originally posted November 2013
Well I am “connected”, does that count?
I tweet, I am on facebook, LinkedIn, MySpace, classmates, Skype, and cafe-mom to name a few
I have learned by blackboard on tiger-tracks, on myluthernet and more with classmates in Turkey, Norway, Australia and China.
I blog on blogger, yelp, and google+.
I share books and pics and songs and more through goodreads, instagram and YouTube
I read on my kindle and ipad, sharing notes with other readers I have never met.
I learn about makeup and crafts and see what my daughter is drawing lately through pinterest and deviantart.

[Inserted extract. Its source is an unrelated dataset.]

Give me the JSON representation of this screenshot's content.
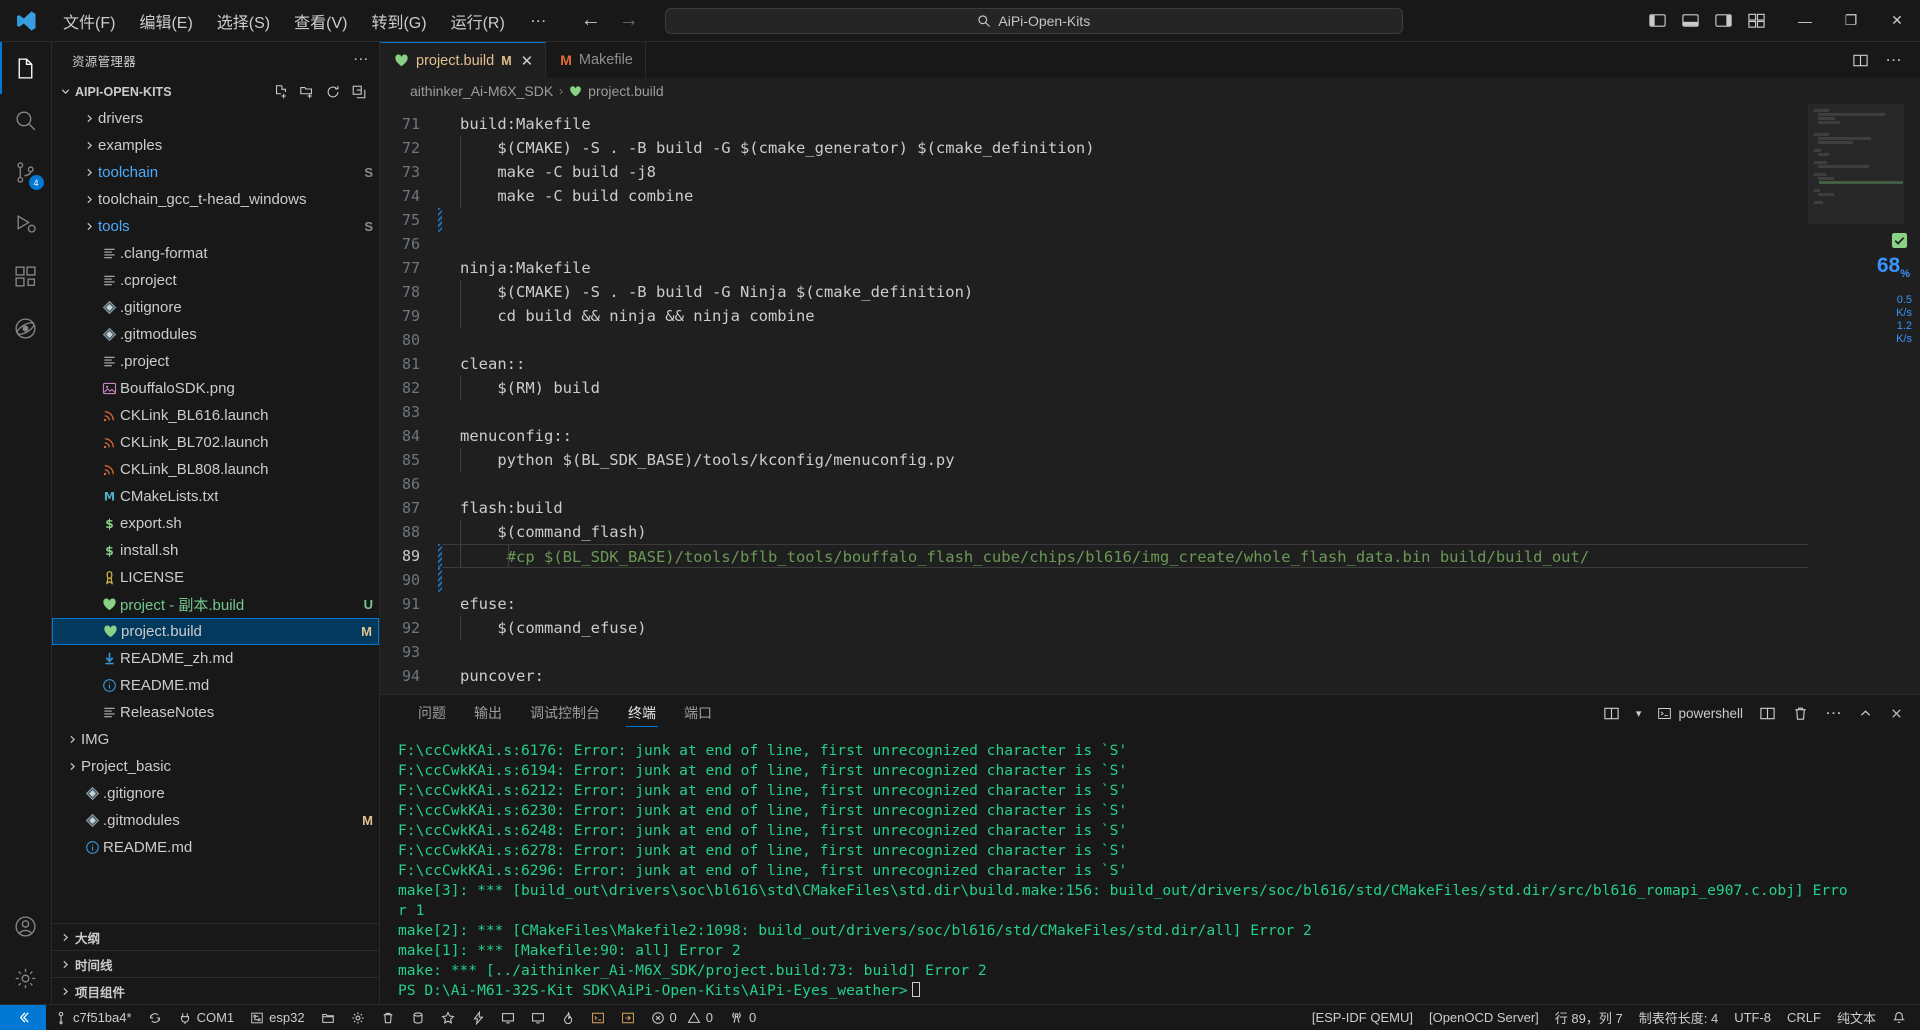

I resource my sermons through a broad number of sites for history, scripture, sermon style, and public speaking.
I email and text, I even teach using google+ and YouTube.

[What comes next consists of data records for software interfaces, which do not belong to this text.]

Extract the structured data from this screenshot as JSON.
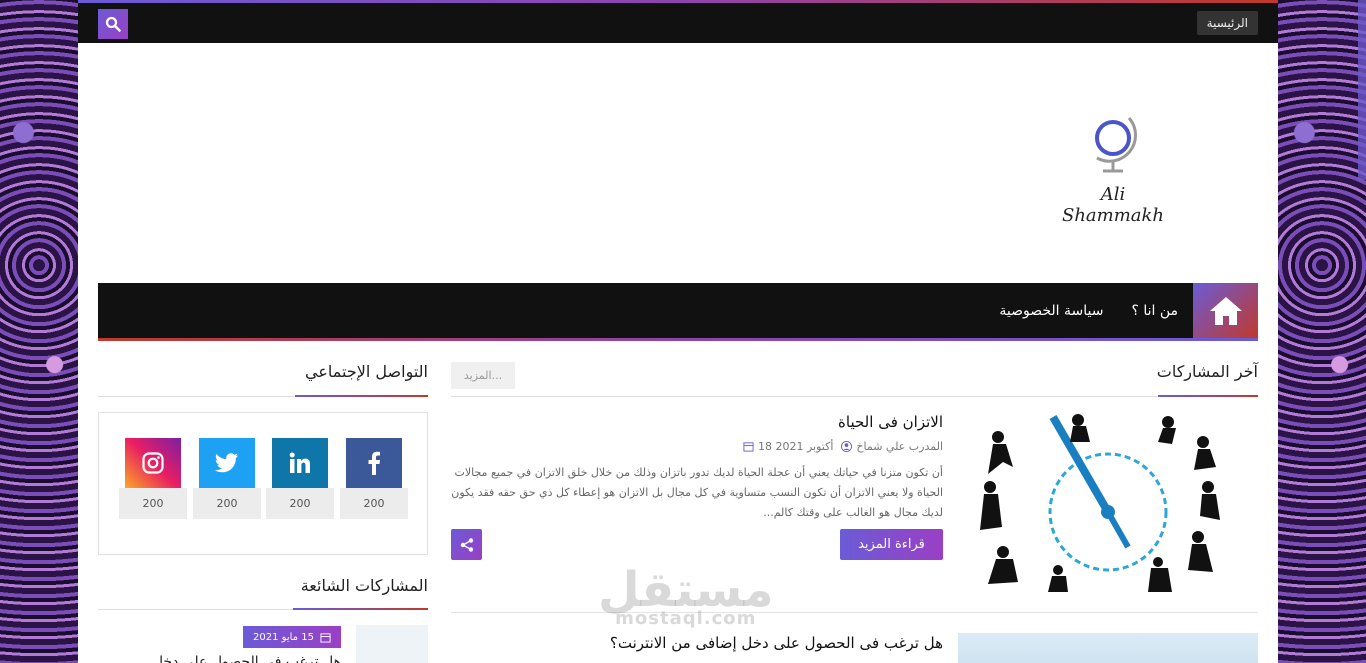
{
  "topbar": {
    "home_label": "الرئيسية"
  },
  "header": {
    "logo_text": "Ali Shammakh"
  },
  "nav": {
    "items": [
      "من انا ؟",
      "سياسة الخصوصية"
    ]
  },
  "latest": {
    "title": "آخر المشاركات",
    "more_label": "المزيد...",
    "posts": [
      {
        "title": "الاتزان فى الحياة",
        "author": "المدرب علي شماخ",
        "date": "18 أكتوبر 2021",
        "excerpt": "أن تكون متزنا في حياتك يعني أن عجلة الحياة لديك تدور باتزان  وذلك من خلال خلق الاتزان في جميع مجالات الحياة ولا يعني الاتزان أن تكون النسب متساوية في كل مجال   بل الاتزان هو إعطاء كل ذي حق حقه     فقد يكون لديك مجال هو الغالب على وقتك كالم...",
        "read_more": "قراءة المزيد"
      },
      {
        "title": "هل ترغب فى الحصول على دخل إضافى من الانترنت؟"
      }
    ]
  },
  "social": {
    "title": "التواصل الإجتماعي",
    "items": [
      {
        "icon": "facebook-icon",
        "count": "200",
        "color": "#3b5998"
      },
      {
        "icon": "linkedin-icon",
        "count": "200",
        "color": "#0e76a8"
      },
      {
        "icon": "twitter-icon",
        "count": "200",
        "color": "#1da1f2"
      },
      {
        "icon": "instagram-icon",
        "count": "200",
        "color": "#e91e63"
      }
    ]
  },
  "popular": {
    "title": "المشاركات الشائعة",
    "date": "15 مايو 2021",
    "post_title": "هل ترغب فى الحصول على دخل"
  },
  "watermark": {
    "arabic": "مستقل",
    "latin": "mostaql.com"
  },
  "colors": {
    "accent": "#6b5bd6",
    "accent2": "#9b3fc5",
    "dark": "#111111"
  }
}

But…. am I experienced? I don’t know. I know how to use analytics and I blog more than randomly. I work Veteran suicide prevention with a team that is all over the world simultaneously. But am I making a connection that is real?
My favorite movie is 10 Things I Hate About You– I loved it before most people know who Heath Ledger was… and my favorite line is this:
On my worst days, I curl into my husbands arms and softly whisper these words. He knows that means it has been a day I only want to cry over. That I have seen through my eyes, through a screen through my phone and my monitor that the world is a sad, broken, hurting, and devastated place. It is bereft of hope and in those moments, I sure as heck feel connected.
But then someone I love dies. And there is no connection. I can post my pain, I can blog up a storm- but the community I have built- it can reach into my heart, but it does not pat my shoulder, it does not make me a cup of hot tea and tell me to curl up on the couch for a nap and good cry. It does not deliver dinner for a break, it does not pick up sick kids from school. And I wonder- is anybody out there.
And considering all this, that I know what it is to be connected and also alone in this great big cyber world, then yes. I would say, I am experienced too.
Learn more about the idea of “understanding how deeply relational and embodied learning is” and why this matters to a seminarian by reading Engaging Technology in Theological Education by Mary Hess, 2005.